Yesterday, the Royal New Zealand Air Force spotted a gigantic mass made from volcanic pumice rocks floating in the south Pacific. The total area of the "island" is about 9,000 square miles, or about the same size as New Jersey (and larger than Connecticut, Delaware, Rhode Island or the entire nation of Israel).
Pumice is a porous rock formed from rapidly-cooling lava (often the result of lava pouring directly into seawater) that can trap gasses inside, making them buoyant. New Zealand Navy scientists believe this 300-by-30-mile floating mass, which reaches about two feet above sea level, dribbled out from a huge underwater volcanic eruption. A research team has already been sent to investigate the mass and take samples in order to determine its origin.
These "pumice rafts" are thought play an important role in the Earth's biological evolution as they can ferry animals across large bodies of water and may have even been homes to the earliest microscopic lifeforms.

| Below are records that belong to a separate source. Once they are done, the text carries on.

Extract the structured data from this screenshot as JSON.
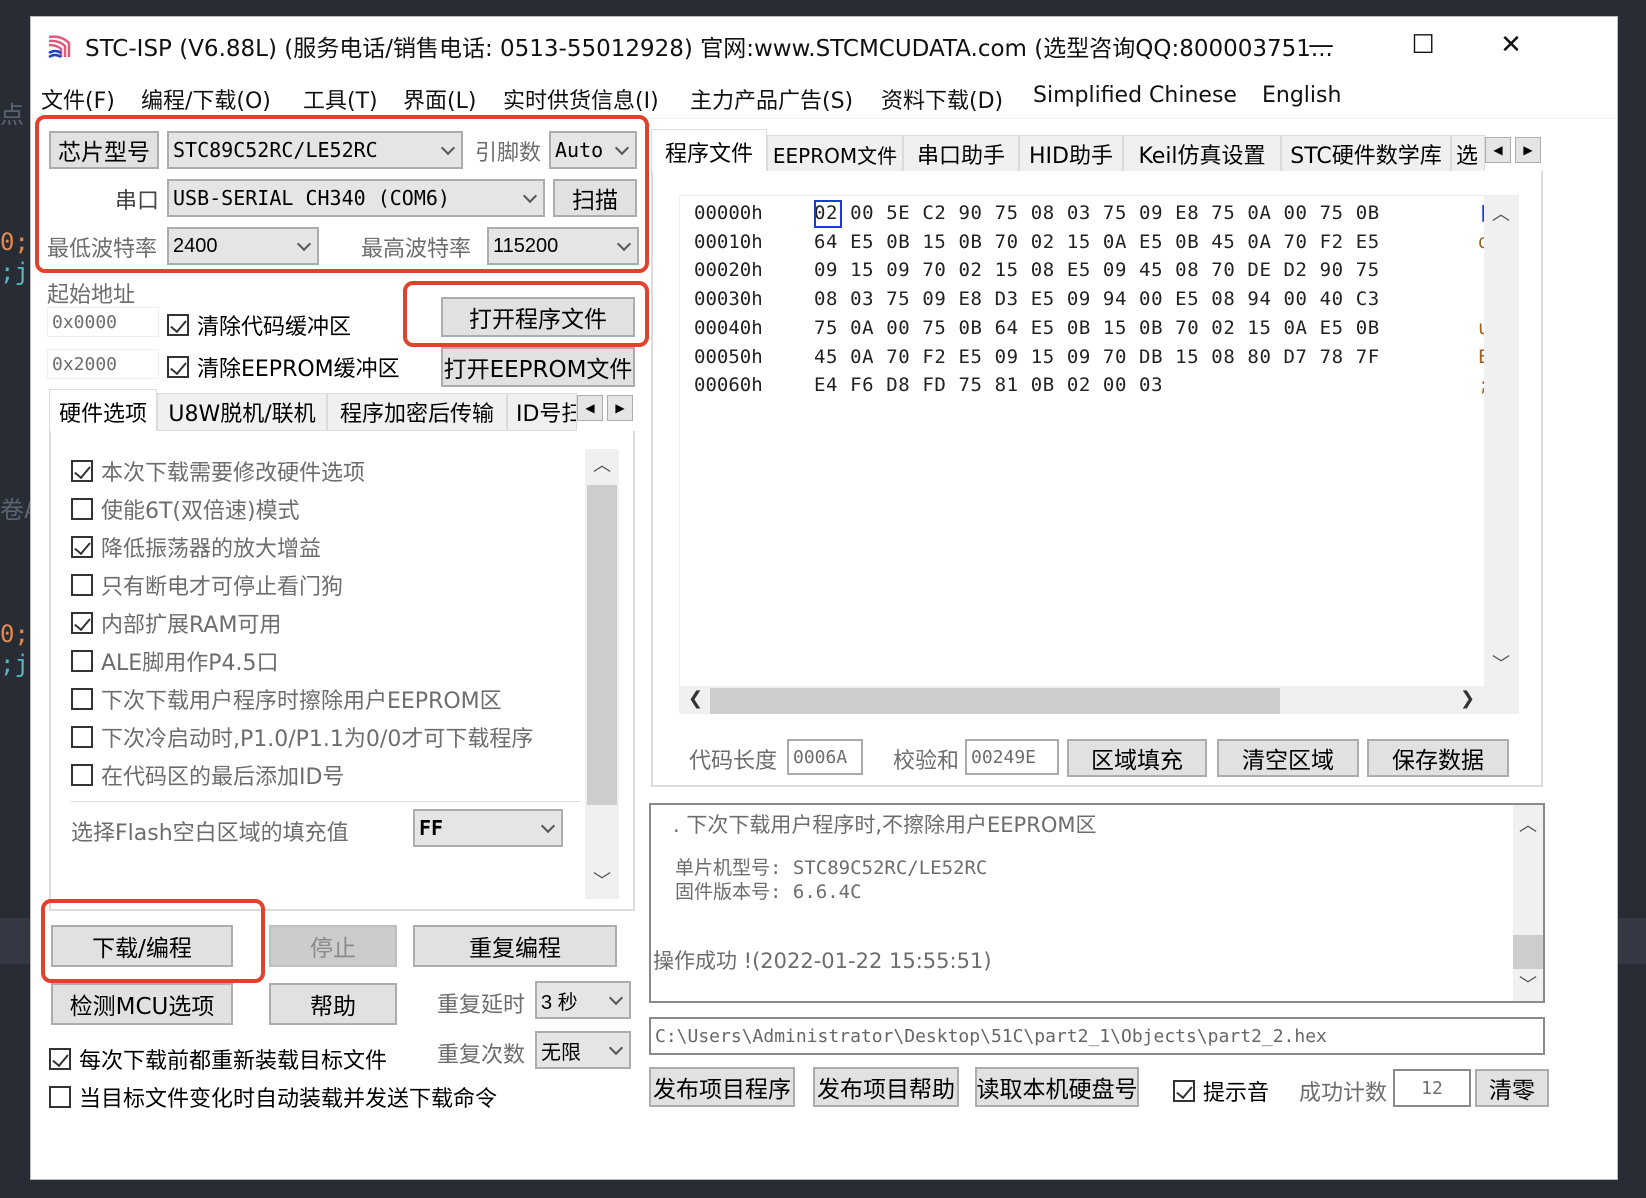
{
  "window": {
    "title": "STC-ISP (V6.88L) (服务电话/销售电话: 0513-55012928) 官网:www.STCMCUDATA.com  (选型咨询QQ:800003751...",
    "controls": {
      "minimize": "—",
      "maximize": "☐",
      "close": "✕"
    }
  },
  "menu": [
    "文件(F)",
    "编程/下载(O)",
    "工具(T)",
    "界面(L)",
    "实时供货信息(I)",
    "主力产品广告(S)",
    "资料下载(D)",
    "Simplified Chinese",
    "English"
  ],
  "chip": {
    "chip_button": "芯片型号",
    "chip_value": "STC89C52RC/LE52RC",
    "pins_label": "引脚数",
    "pins_value": "Auto",
    "port_label": "串口",
    "port_value": "USB-SERIAL CH340 (COM6)",
    "scan_button": "扫描",
    "min_baud_label": "最低波特率",
    "min_baud_value": "2400",
    "max_baud_label": "最高波特率",
    "max_baud_value": "115200"
  },
  "start_addr": {
    "label": "起始地址",
    "code_addr": "0x0000",
    "eeprom_addr": "0x2000",
    "clear_code": {
      "label": "清除代码缓冲区",
      "checked": true
    },
    "clear_eeprom": {
      "label": "清除EEPROM缓冲区",
      "checked": true
    },
    "open_program": "打开程序文件",
    "open_eeprom": "打开EEPROM文件"
  },
  "left_tabs": [
    "硬件选项",
    "U8W脱机/联机",
    "程序加密后传输",
    "ID号扫"
  ],
  "hardware_options": [
    {
      "label": "本次下载需要修改硬件选项",
      "checked": true
    },
    {
      "label": "使能6T(双倍速)模式",
      "checked": false
    },
    {
      "label": "降低振荡器的放大增益",
      "checked": true
    },
    {
      "label": "只有断电才可停止看门狗",
      "checked": false
    },
    {
      "label": "内部扩展RAM可用",
      "checked": true
    },
    {
      "label": "ALE脚用作P4.5口",
      "checked": false
    },
    {
      "label": "下次下载用户程序时擦除用户EEPROM区",
      "checked": false
    },
    {
      "label": "下次冷启动时,P1.0/P1.1为0/0才可下载程序",
      "checked": false
    },
    {
      "label": "在代码区的最后添加ID号",
      "checked": false
    }
  ],
  "flash_fill": {
    "label": "选择Flash空白区域的填充值",
    "value": "FF"
  },
  "actions": {
    "download": "下载/编程",
    "stop": "停止",
    "repeat": "重复编程",
    "detect": "检测MCU选项",
    "help": "帮助",
    "repeat_delay_label": "重复延时",
    "repeat_delay_value": "3 秒",
    "repeat_count_label": "重复次数",
    "repeat_count_value": "无限",
    "reload_before": {
      "label": "每次下载前都重新装载目标文件",
      "checked": true
    },
    "auto_load": {
      "label": "当目标文件变化时自动装载并发送下载命令",
      "checked": false
    }
  },
  "right_tabs": [
    "程序文件",
    "EEPROM文件",
    "串口助手",
    "HID助手",
    "Keil仿真设置",
    "STC硬件数学库",
    "选"
  ],
  "hex": {
    "rows": [
      {
        "addr": "00000h",
        "bytes": "02 00 5E C2 90 75 08 03 75 09 E8 75 0A 00 75 0B"
      },
      {
        "addr": "00010h",
        "bytes": "64 E5 0B 15 0B 70 02 15 0A E5 0B 45 0A 70 F2 E5"
      },
      {
        "addr": "00020h",
        "bytes": "09 15 09 70 02 15 08 E5 09 45 08 70 DE D2 90 75"
      },
      {
        "addr": "00030h",
        "bytes": "08 03 75 09 E8 D3 E5 09 94 00 E5 08 94 00 40 C3"
      },
      {
        "addr": "00040h",
        "bytes": "75 0A 00 75 0B 64 E5 0B 15 0B 70 02 15 0A E5 0B"
      },
      {
        "addr": "00050h",
        "bytes": "45 0A 70 F2 E5 09 15 09 70 DB 15 08 80 D7 78 7F"
      },
      {
        "addr": "00060h",
        "bytes": "E4 F6 D8 FD 75 81 0B 02 00 03"
      }
    ],
    "ascii_col": [
      "[",
      "d",
      "",
      "",
      "u",
      "E",
      ";"
    ],
    "code_len_label": "代码长度",
    "code_len": "0006A",
    "checksum_label": "校验和",
    "checksum": "00249E",
    "fill_button": "区域填充",
    "clear_button": "清空区域",
    "save_button": "保存数据"
  },
  "log": {
    "line1": ".  下次下载用户程序时,不擦除用户EEPROM区",
    "line2": "单片机型号: STC89C52RC/LE52RC",
    "line3": "固件版本号: 6.6.4C",
    "line4": "操作成功 !(2022-01-22 15:55:51)"
  },
  "file_path": "C:\\Users\\Administrator\\Desktop\\51C\\part2_1\\Objects\\part2_2.hex",
  "bottom": {
    "publish_program": "发布项目程序",
    "publish_help": "发布项目帮助",
    "read_disk": "读取本机硬盘号",
    "sound": {
      "label": "提示音",
      "checked": true
    },
    "success_label": "成功计数",
    "success_count": "12",
    "reset": "清零"
  },
  "editor_fragments": [
    "点",
    "0;",
    ";j",
    "卷A",
    "0;",
    ";j"
  ],
  "colors": {
    "highlight": "#e2412b",
    "accent_orange": "#e5894c",
    "accent_cyan": "#56b6c2",
    "selection": "#1a3bd6"
  }
}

And who knows, should this new floating island be found to be a nice place, it may be just what the anxious inhabitants of rapidly disappearing Maldive islands are looking for.
Via Live Science